  • PP4004 Implementation
    Develop budgets, timelines, and marketing strategies for program plan implementation.
  • PP4005 Program Proposal
    Develop proposals to present program plans.
  • Students may take this as a non-degree course.
  • EV4001 Purposes of Program Evaluation
    Analyze purposes of program evaluation and distinguish between types of evaluation.
  • EV4002 Program Evaluation Steps
    Apply the steps in designing and conducting program evaluations.
  • EV4003 Program Evaluation Standards
    Assess program evaluation criteria to meet standards.
  • EV4004 Data Collection
    Recommend valid data collection tools applicable to program evaluation plans.
  • EV4005 Data Analysis and Reporting
    Develop plans for data analysis and reporting evaluation results.
  • Students may take this as a non-degree course.
  • SX4001 Introduction to the U.S. Government
    Recognize the structure and function of the branches of the U.S. government.
  • SX4002 Policy Development
    Analyze the development of policy to address public health issues.
  • SX4003 Legal and Ethical Ramifications of Policy
    Analyze the legal and ethical ramifications of public health policy.
  • SX4004 Critiquing Policy
    Recommend amendments to public health policy.
  • SX4005 Advocacy Skills
    Develop advocacy plans for public health issues to affect positive social change.
  • Students may take this as a non-degree course.

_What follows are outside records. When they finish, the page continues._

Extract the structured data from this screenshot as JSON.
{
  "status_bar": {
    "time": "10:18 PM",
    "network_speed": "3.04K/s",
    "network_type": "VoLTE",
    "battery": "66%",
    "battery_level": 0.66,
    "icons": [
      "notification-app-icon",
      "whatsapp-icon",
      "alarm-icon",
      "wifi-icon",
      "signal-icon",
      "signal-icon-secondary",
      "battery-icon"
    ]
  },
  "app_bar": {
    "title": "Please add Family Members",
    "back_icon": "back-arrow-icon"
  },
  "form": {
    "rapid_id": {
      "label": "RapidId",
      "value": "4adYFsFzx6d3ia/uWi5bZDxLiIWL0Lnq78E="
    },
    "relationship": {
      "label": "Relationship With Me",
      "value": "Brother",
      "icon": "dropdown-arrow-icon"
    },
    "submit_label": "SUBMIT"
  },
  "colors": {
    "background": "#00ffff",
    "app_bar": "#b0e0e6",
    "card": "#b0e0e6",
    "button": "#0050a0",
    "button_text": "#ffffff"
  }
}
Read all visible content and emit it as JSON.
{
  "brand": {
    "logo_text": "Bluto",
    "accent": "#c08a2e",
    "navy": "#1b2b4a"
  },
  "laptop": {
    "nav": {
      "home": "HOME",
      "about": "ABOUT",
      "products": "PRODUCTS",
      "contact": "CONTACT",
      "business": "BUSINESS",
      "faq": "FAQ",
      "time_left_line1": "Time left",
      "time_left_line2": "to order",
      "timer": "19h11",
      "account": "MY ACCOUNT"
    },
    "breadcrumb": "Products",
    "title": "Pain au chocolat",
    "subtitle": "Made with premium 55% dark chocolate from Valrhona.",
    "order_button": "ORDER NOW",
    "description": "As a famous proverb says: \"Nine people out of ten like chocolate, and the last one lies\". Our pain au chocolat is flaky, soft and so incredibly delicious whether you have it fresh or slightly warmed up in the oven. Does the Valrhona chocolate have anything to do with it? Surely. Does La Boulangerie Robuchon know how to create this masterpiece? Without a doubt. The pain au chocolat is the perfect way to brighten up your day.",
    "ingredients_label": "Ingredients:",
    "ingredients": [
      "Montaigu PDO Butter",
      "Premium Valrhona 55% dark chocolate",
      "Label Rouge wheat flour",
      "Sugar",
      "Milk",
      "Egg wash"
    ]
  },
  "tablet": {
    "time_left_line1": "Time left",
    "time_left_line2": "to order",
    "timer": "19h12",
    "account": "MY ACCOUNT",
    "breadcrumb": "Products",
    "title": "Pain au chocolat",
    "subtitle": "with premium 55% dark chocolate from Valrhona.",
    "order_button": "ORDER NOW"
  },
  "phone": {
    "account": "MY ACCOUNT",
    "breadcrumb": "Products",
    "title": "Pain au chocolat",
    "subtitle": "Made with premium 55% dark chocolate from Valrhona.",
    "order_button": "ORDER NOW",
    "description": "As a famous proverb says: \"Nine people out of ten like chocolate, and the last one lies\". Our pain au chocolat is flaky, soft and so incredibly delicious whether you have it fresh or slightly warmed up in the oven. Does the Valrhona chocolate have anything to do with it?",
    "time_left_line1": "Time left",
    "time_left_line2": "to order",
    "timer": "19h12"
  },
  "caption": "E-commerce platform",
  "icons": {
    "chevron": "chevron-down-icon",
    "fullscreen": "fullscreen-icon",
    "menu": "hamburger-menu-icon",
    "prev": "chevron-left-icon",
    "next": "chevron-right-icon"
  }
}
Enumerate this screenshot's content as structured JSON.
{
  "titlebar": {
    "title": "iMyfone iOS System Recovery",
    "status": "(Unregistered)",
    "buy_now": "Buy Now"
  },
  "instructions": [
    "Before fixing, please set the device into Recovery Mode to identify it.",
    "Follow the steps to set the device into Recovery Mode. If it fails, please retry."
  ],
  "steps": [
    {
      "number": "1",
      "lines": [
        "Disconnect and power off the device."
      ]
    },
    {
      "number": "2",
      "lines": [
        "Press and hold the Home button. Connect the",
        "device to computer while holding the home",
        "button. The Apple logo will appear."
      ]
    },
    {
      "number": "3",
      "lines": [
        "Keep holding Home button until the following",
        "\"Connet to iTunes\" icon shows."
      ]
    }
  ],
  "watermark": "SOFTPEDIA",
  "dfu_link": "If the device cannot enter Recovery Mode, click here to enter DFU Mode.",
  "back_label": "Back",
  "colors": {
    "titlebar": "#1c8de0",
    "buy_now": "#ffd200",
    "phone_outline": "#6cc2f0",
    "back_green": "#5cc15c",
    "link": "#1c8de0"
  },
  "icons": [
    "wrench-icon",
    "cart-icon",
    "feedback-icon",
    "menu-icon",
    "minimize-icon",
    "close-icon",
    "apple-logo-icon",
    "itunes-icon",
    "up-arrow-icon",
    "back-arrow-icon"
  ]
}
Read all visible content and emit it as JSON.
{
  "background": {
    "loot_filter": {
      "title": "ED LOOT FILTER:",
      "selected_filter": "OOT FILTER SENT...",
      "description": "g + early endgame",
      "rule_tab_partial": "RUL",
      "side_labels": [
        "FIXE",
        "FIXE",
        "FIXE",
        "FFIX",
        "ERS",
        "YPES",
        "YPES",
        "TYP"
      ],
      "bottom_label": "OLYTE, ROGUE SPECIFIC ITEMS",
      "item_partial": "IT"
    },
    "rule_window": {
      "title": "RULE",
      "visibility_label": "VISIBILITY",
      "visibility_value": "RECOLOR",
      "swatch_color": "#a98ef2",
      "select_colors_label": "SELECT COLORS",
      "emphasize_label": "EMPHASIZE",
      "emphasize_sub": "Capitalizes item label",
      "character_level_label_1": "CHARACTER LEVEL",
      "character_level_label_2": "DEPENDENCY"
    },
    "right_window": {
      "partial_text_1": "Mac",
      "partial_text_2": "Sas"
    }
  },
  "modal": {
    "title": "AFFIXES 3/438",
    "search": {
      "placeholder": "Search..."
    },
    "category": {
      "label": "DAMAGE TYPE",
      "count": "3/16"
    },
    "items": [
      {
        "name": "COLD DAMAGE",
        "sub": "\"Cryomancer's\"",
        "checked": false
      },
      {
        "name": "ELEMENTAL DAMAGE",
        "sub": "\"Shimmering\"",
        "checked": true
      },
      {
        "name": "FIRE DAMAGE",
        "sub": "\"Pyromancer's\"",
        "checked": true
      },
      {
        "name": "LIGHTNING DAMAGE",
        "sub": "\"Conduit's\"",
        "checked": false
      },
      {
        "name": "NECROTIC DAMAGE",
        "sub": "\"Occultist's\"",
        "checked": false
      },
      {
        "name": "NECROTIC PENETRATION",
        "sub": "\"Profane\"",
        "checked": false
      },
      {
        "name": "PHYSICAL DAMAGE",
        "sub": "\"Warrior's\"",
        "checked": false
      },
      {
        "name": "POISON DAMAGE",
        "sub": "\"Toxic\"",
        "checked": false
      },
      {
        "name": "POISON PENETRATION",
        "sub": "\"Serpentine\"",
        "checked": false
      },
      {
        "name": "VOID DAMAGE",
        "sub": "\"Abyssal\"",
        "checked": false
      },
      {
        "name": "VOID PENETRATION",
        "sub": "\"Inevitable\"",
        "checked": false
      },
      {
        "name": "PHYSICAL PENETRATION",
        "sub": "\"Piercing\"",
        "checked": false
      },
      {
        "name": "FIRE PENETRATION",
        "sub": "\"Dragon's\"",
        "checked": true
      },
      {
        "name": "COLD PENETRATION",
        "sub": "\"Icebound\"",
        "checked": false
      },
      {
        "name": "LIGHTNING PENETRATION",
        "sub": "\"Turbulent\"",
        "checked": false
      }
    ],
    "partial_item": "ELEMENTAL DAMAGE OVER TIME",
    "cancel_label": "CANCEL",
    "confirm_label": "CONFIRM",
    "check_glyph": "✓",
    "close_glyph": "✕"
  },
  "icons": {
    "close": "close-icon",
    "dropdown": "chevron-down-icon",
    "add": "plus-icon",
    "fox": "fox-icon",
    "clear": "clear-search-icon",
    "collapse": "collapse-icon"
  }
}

Concentration Competencies (0 or 25 credits)

These courses are dependent upon the particular concentration. Please see the course list on each concentration page.

Electives (50 or 25 credits)

Students choosing the competency-based program are to select 10 or five additional courses (based on their concentration) to fulfill the elective requirement. Students may choose courses from General Education, BS in Health Studies, or other Walden bachelor’s degree programs. Elective credits should total 50 or 25 to meet the program requirements. Students may also be eligible to transfer previous credit to meet their elective requirements.

Capstone Competencies (5 credits)

  • CS4001 Professional Standards
    Analyze health knowledge as it applies to professional skills and responsibilities.
  • CS4002 Professional Development
    Apply communication skills related to professional development.
  • CS4003 Annotated Bibliography
    Evaluate evidence-based resources relating to selected health issues and professional standards.
  • CS4004 Communication Skills
    Apply communication skills to selected health issues and professional standards.
  • CS4005 Social Change
    Apply social change concepts to a selected health issue.

Note on Curriculum

In an effort to ensure competencies are kept up to date and relevant to meet the learning outcomes of the program, the number and subject matter of individual competencies needed to satisfy program course requirements may change. However, program outcomes and the number and subject matter of courses will not be impacted. As a result, the required competencies listed in a student’s individual learning plan may differ from what is currently listed in the catalog.